A possibility of this new freedom was that the surfeit of possibility itself could paralyze the will, and evacuate the heart. This incapacity recurs elsewhere in the novel. Time and again, the young fail to rise to the standards of decency set by their parents. Stauber rallies to Anna’s side in her time of need. Anna’s parents bear the burdens of their misfortune humbly. Her lazy, resentful brother Josef embarks on a career with an anti-Semitic newspaper owned by the demagogic Alderman Jalaudek. Bermann confesses that receiving the news of his father’s death troubled him less than his concern over new developments in his latest affair with an actress.
Schnitzler’s dialectical method has a way of destroying all contrasting arguments; neither assimilation nor resistance, flight nor defiance, the worker’s utopia nor the embrace of German culture will deliver these characters into the open. The malign stasis of Viennese political life never resolves. The characters continue to drift, avowing causes and living lives for which they are each, in different ways, temperamentally unfit. Georg’s domestic drama finally concludes in sterility and death. His child is stillborn in a rented house on the outskirts of Vienna. He will not marry Anna. He gazes on his dead child and is overtaken by sorrow, as he gazes at a future that will not be born:

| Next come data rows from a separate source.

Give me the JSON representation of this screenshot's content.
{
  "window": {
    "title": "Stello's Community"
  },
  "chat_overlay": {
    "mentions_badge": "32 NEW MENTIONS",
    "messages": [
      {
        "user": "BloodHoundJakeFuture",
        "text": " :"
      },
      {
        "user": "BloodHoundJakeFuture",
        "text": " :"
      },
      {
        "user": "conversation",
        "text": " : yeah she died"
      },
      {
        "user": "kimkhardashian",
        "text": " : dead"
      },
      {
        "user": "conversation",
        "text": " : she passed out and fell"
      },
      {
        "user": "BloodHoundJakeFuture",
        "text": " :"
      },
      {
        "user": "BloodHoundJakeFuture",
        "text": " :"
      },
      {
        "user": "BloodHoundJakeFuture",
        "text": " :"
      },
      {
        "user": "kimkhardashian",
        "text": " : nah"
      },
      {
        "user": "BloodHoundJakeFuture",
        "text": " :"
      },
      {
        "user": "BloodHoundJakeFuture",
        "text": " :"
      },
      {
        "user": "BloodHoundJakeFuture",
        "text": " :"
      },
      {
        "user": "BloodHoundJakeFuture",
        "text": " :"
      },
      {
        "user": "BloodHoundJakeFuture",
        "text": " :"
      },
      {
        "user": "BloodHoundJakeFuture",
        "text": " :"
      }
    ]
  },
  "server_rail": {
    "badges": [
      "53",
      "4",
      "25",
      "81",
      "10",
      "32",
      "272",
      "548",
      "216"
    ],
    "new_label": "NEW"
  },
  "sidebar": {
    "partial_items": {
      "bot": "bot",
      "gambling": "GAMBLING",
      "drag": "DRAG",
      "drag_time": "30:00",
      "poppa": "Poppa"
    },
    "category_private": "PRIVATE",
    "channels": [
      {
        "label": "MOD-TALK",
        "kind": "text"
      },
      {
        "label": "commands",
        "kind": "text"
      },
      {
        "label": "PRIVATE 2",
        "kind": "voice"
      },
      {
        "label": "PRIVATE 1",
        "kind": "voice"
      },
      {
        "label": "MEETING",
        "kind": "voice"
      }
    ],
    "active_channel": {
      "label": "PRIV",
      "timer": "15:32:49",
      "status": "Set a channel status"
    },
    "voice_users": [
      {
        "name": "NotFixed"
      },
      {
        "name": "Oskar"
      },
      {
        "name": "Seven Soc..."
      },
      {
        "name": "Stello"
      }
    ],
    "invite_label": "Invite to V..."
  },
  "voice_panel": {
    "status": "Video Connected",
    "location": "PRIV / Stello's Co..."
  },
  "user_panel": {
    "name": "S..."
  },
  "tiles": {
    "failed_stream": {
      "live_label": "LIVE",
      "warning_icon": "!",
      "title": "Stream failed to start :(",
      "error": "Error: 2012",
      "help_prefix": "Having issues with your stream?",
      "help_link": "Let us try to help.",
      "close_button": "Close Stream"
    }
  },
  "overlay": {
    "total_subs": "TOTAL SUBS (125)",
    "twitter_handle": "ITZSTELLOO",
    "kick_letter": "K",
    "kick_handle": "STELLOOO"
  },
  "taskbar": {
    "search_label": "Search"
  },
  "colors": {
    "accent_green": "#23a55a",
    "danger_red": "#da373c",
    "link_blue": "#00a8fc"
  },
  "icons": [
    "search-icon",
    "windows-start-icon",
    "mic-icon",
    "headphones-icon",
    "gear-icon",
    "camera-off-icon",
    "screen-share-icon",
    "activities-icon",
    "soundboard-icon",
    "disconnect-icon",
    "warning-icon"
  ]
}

There lay this sweet, tiny body, which was ready for existence, and which now could not move. There shone large, blue eyes, as if longing to drink in the light of the sky, blind as death before they had ever seen a single ray. There opened, as if thirsty, a tiny, round mouth, which would never be permitted to drink from the breast of a mother. There stared this pale child’s face, with fully formed human features, that would never receive and experience the kiss of mother or father. How he loved this child! How he loved it, now that it was too late.
Wesley Yang has written about books and culture for the Boston Globe, the Los Angeles Times, the New York Observer, and n+1.